A drop in local gold prices to a three-week low prompted a wave of buying in India on Monday, while an upcoming weeklong holiday in China has generated some physical gold buying interest.
Gold demand traditionally rises in the last quarter of the year in India and China, the world's top two gold consumers, as consumers buy gold for festival celebrations and weddings that typically take place during this season.
India's benchmark gold price dropped to a two-week low of Rs 31,281 per 10 grams, as the Indian currency continued to rally and climbed to a 4-1/2-month high.
"The buying interest is much higher than last week, mostly because the rupee has appreciated substantially," said a dealer at a private-sector bank in Mumbai, adding that physical demand might be sustained if prices held below Rs 32,000.
India is gearing up towards the festival and wedding season, which will peak with Diwali in November. Gold is an essential component of dowry and gifts presented during the festival celebrations.
The weeklong National Day holiday at the beginning of October in China, usually marked by busy jewellery retail business, helped generate some buying in Hong Kong, while in Singapore there was a mix of light buying and selling, dealers said.
Spot gold lost half a percent to $1,762.7 an ounce by 0749 GMT, easing from $1,787.20 hit in the previous session and marking the highest level in nearly seven months.
"The amount of buying is higher than a month ago, but still not much," said Ronald Leung, a physical dealer at Lee Cheong Gold Dealers in China.
Political uncertainty ahead of a leadership change in China next month added to the reluctance of consumers to spend lavishly on jewellery. They have already become less inclined to buy luxury goods as economic growth appeared to be slowing, he added.
"There is a lot of uncertainty on the policy side, and we will probably see a clear picture in October," said Leung.
China's gold jewellery demand in the first half of the year increased slightly from a year earlier to 250.4 tonnes, though second-quarter demand dropped 9 percent on the year, according to the World Gold Council.
Gold bar premiums in Hong Kong were steady, quoted in a range of 40 cents to $1 above London prices.
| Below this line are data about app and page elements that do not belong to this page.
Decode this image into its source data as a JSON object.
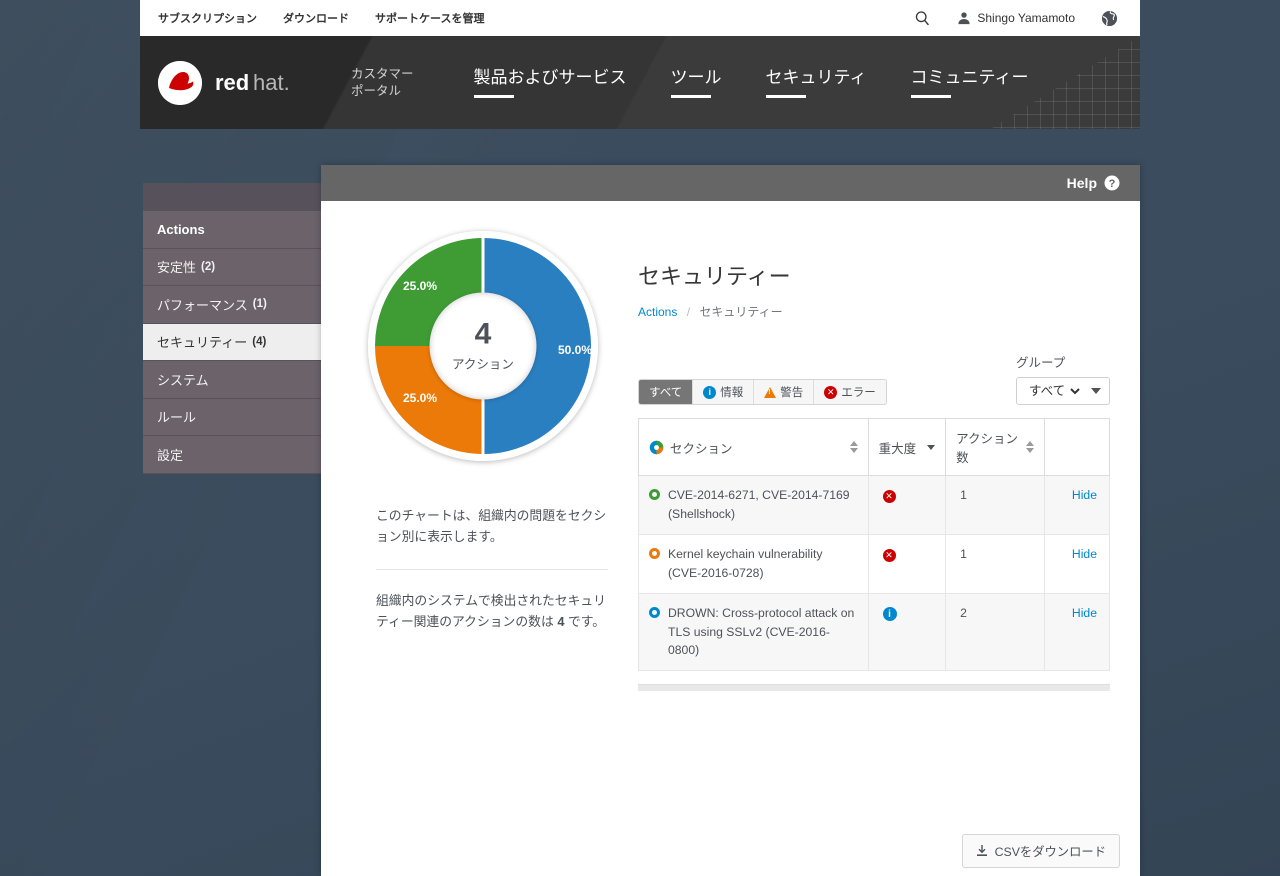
{
  "topbar": {
    "links": [
      {
        "label": "サブスクリプション"
      },
      {
        "label": "ダウンロード"
      },
      {
        "label": "サポートケースを管理"
      }
    ],
    "search_icon": "search-icon",
    "user_icon": "user-icon",
    "user_name": "Shingo Yamamoto",
    "language_icon": "globe-icon"
  },
  "masthead": {
    "logo_alt": "redhat",
    "logo_word_red": "red",
    "logo_word_grey": "hat.",
    "portal_label": "カスタマー\nポータル",
    "nav": [
      {
        "label": "製品およびサービス"
      },
      {
        "label": "ツール"
      },
      {
        "label": "セキュリティ"
      },
      {
        "label": "コミュニティー"
      }
    ]
  },
  "sidebar": {
    "items": [
      {
        "label": "Actions",
        "count": "",
        "type": "header",
        "selected": false
      },
      {
        "label": "安定性",
        "count": "(2)",
        "type": "item",
        "selected": false
      },
      {
        "label": "パフォーマンス",
        "count": "(1)",
        "type": "item",
        "selected": false
      },
      {
        "label": "セキュリティー",
        "count": "(4)",
        "type": "item",
        "selected": true
      },
      {
        "label": "システム",
        "count": "",
        "type": "item",
        "selected": false
      },
      {
        "label": "ルール",
        "count": "",
        "type": "item",
        "selected": false
      },
      {
        "label": "設定",
        "count": "",
        "type": "item",
        "selected": false
      }
    ]
  },
  "panel": {
    "help_label": "Help",
    "help_icon": "question-circle-icon"
  },
  "chart_data": {
    "type": "pie",
    "title": "",
    "center_value": "4",
    "center_label": "アクション",
    "categories": [
      "DROWN: Cross-protocol attack on TLS using SSLv2 (CVE-2016-0800)",
      "Kernel keychain vulnerability (CVE-2016-0728)",
      "CVE-2014-6271, CVE-2014-7169 (Shellshock)"
    ],
    "values": [
      50.0,
      25.0,
      25.0
    ],
    "labels": [
      "50.0%",
      "25.0%",
      "25.0%"
    ],
    "colors": [
      "#2a7fc1",
      "#ec7a08",
      "#3f9c35"
    ],
    "legend": "none",
    "total": 4
  },
  "chart_desc": {
    "paragraph1": "このチャートは、組織内の問題をセクション別に表示します。",
    "paragraph2_before": "組織内のシステムで検出されたセキュリティー関連のアクションの数は ",
    "paragraph2_number": "4",
    "paragraph2_after": " です。"
  },
  "main": {
    "page_title": "セキュリティー",
    "breadcrumb": {
      "root": "Actions",
      "separator": "/",
      "current": "セキュリティー"
    },
    "severity_filter": [
      {
        "label": "すべて",
        "icon": "none",
        "active": true
      },
      {
        "label": "情報",
        "icon": "info-icon",
        "active": false
      },
      {
        "label": "警告",
        "icon": "warning-triangle-icon",
        "active": false
      },
      {
        "label": "エラー",
        "icon": "error-icon",
        "active": false
      }
    ],
    "group": {
      "label": "グループ",
      "selected": "すべて",
      "options": [
        "すべて"
      ],
      "caret_icon": "caret-down-icon"
    },
    "table": {
      "headers": [
        {
          "label": "セクション",
          "icon": "section-pie-icon",
          "sort": "both"
        },
        {
          "label": "重大度",
          "icon": "none",
          "sort": "desc"
        },
        {
          "label": "アクション数",
          "icon": "none",
          "sort": "both"
        },
        {
          "label": "",
          "icon": "none",
          "sort": "none"
        }
      ],
      "rows": [
        {
          "ring_color": "green",
          "section": "CVE-2014-6271, CVE-2014-7169 (Shellshock)",
          "severity_icon": "error-icon",
          "count": "1",
          "action_label": "Hide"
        },
        {
          "ring_color": "orange",
          "section": "Kernel keychain vulnerability (CVE-2016-0728)",
          "severity_icon": "error-icon",
          "count": "1",
          "action_label": "Hide"
        },
        {
          "ring_color": "blue",
          "section": "DROWN: Cross-protocol attack on TLS using SSLv2 (CVE-2016-0800)",
          "severity_icon": "info-icon",
          "count": "2",
          "action_label": "Hide"
        }
      ]
    },
    "footer": {
      "csv_label": "CSVをダウンロード",
      "csv_icon": "download-icon"
    }
  },
  "colors": {
    "page_bg": "#36485a",
    "masthead": "#292929",
    "panel_header": "#666666",
    "sidebar": "#6b626a",
    "sidebar_selected": "#eeeeee",
    "link": "#0088ce",
    "green": "#3f9c35",
    "orange": "#ec7a08",
    "blue": "#2a7fc1",
    "red": "#cc0000"
  }
}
In Singapore, premiums were little changed at 20 to 40 cents, dealers said.